§ THE TASK
Repeat each entry in the listing word for word.

§ DATASET CONTENT

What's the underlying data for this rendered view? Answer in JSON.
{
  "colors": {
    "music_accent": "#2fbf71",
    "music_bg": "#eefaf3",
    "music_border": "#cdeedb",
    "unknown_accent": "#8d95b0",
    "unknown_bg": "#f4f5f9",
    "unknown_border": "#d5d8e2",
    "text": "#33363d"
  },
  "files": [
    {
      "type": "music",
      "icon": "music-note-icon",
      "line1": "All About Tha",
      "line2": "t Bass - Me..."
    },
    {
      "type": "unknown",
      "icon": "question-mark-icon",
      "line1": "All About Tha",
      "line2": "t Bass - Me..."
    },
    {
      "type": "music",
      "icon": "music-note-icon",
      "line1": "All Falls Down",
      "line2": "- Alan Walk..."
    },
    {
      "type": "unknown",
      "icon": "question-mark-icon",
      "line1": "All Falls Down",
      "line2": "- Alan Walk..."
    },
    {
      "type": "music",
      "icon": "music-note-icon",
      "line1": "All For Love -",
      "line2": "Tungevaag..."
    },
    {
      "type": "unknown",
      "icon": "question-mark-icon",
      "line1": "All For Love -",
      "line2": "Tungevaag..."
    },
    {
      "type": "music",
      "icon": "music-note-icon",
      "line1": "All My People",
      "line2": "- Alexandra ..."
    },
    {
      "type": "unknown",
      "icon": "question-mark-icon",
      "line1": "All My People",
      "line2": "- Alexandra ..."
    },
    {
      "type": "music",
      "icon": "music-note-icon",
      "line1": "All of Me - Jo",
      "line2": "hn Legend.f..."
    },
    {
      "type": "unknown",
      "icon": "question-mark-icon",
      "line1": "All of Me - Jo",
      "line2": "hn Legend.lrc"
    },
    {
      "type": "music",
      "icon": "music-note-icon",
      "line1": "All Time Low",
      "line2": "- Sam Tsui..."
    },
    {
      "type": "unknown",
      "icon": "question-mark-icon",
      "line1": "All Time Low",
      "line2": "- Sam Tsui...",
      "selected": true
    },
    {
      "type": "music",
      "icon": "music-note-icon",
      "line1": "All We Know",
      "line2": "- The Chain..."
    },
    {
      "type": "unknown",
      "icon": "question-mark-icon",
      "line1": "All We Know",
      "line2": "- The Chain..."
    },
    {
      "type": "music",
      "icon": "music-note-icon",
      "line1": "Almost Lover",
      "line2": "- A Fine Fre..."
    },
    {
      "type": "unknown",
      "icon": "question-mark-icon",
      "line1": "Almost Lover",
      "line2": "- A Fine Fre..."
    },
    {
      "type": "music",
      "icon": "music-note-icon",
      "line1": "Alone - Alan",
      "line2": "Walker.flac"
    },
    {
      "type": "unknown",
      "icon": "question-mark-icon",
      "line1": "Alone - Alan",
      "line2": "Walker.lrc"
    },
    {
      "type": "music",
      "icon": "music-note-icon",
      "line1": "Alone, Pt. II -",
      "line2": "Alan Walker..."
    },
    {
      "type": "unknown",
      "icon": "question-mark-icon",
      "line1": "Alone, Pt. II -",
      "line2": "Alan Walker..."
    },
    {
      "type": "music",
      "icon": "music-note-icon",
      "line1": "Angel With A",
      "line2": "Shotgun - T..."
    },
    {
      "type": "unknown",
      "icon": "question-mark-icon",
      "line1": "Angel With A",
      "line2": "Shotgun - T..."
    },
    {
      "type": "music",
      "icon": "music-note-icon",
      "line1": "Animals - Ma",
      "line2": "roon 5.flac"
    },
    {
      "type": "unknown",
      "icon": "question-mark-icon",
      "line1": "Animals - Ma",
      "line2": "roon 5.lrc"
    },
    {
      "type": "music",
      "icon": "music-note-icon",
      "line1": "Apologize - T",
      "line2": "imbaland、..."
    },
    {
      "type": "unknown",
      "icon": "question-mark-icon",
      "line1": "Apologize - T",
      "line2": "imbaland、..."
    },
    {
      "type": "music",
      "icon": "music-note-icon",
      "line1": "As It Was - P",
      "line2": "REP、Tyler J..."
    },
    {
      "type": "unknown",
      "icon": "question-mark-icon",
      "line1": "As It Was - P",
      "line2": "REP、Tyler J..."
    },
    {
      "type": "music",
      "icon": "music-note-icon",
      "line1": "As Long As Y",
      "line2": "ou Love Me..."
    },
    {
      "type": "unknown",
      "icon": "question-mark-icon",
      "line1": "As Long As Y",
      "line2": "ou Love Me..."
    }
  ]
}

§ TASK OUTPUT
What's the underlying data for this rendered view? Answer in JSON.
{
  "colors": {
    "music_accent": "#2fbf71",
    "music_bg": "#eefaf3",
    "music_border": "#cdeedb",
    "unknown_accent": "#8d95b0",
    "unknown_bg": "#f4f5f9",
    "unknown_border": "#d5d8e2",
    "text": "#33363d"
  },
  "files": [
    {
      "type": "music",
      "icon": "music-note-icon",
      "line1": "All About Tha",
      "line2": "t Bass - Me..."
    },
    {
      "type": "unknown",
      "icon": "question-mark-icon",
      "line1": "All About Tha",
      "line2": "t Bass - Me..."
    },
    {
      "type": "music",
      "icon": "music-note-icon",
      "line1": "All Falls Down",
      "line2": "- Alan Walk..."
    },
    {
      "type": "unknown",
      "icon": "question-mark-icon",
      "line1": "All Falls Down",
      "line2": "- Alan Walk..."
    },
    {
      "type": "music",
      "icon": "music-note-icon",
      "line1": "All For Love -",
      "line2": "Tungevaag..."
    },
    {
      "type": "unknown",
      "icon": "question-mark-icon",
      "line1": "All For Love -",
      "line2": "Tungevaag..."
    },
    {
      "type": "music",
      "icon": "music-note-icon",
      "line1": "All My People",
      "line2": "- Alexandra ..."
    },
    {
      "type": "unknown",
      "icon": "question-mark-icon",
      "line1": "All My People",
      "line2": "- Alexandra ..."
    },
    {
      "type": "music",
      "icon": "music-note-icon",
      "line1": "All of Me - Jo",
      "line2": "hn Legend.f..."
    },
    {
      "type": "unknown",
      "icon": "question-mark-icon",
      "line1": "All of Me - Jo",
      "line2": "hn Legend.lrc"
    },
    {
      "type": "music",
      "icon": "music-note-icon",
      "line1": "All Time Low",
      "line2": "- Sam Tsui..."
    },
    {
      "type": "unknown",
      "icon": "question-mark-icon",
      "line1": "All Time Low",
      "line2": "- Sam Tsui...",
      "selected": true
    },
    {
      "type": "music",
      "icon": "music-note-icon",
      "line1": "All We Know",
      "line2": "- The Chain..."
    },
    {
      "type": "unknown",
      "icon": "question-mark-icon",
      "line1": "All We Know",
      "line2": "- The Chain..."
    },
    {
      "type": "music",
      "icon": "music-note-icon",
      "line1": "Almost Lover",
      "line2": "- A Fine Fre..."
    },
    {
      "type": "unknown",
      "icon": "question-mark-icon",
      "line1": "Almost Lover",
      "line2": "- A Fine Fre..."
    },
    {
      "type": "music",
      "icon": "music-note-icon",
      "line1": "Alone - Alan",
      "line2": "Walker.flac"
    },
    {
      "type": "unknown",
      "icon": "question-mark-icon",
      "line1": "Alone - Alan",
      "line2": "Walker.lrc"
    },
    {
      "type": "music",
      "icon": "music-note-icon",
      "line1": "Alone, Pt. II -",
      "line2": "Alan Walker..."
    },
    {
      "type": "unknown",
      "icon": "question-mark-icon",
      "line1": "Alone, Pt. II -",
      "line2": "Alan Walker..."
    },
    {
      "type": "music",
      "icon": "music-note-icon",
      "line1": "Angel With A",
      "line2": "Shotgun - T..."
    },
    {
      "type": "unknown",
      "icon": "question-mark-icon",
      "line1": "Angel With A",
      "line2": "Shotgun - T..."
    },
    {
      "type": "music",
      "icon": "music-note-icon",
      "line1": "Animals - Ma",
      "line2": "roon 5.flac"
    },
    {
      "type": "unknown",
      "icon": "question-mark-icon",
      "line1": "Animals - Ma",
      "line2": "roon 5.lrc"
    },
    {
      "type": "music",
      "icon": "music-note-icon",
      "line1": "Apologize - T",
      "line2": "imbaland、..."
    },
    {
      "type": "unknown",
      "icon": "question-mark-icon",
      "line1": "Apologize - T",
      "line2": "imbaland、..."
    },
    {
      "type": "music",
      "icon": "music-note-icon",
      "line1": "As It Was - P",
      "line2": "REP、Tyler J..."
    },
    {
      "type": "unknown",
      "icon": "question-mark-icon",
      "line1": "As It Was - P",
      "line2": "REP、Tyler J..."
    },
    {
      "type": "music",
      "icon": "music-note-icon",
      "line1": "As Long As Y",
      "line2": "ou Love Me..."
    },
    {
      "type": "unknown",
      "icon": "question-mark-icon",
      "line1": "As Long As Y",
      "line2": "ou Love Me..."
    }
  ]
}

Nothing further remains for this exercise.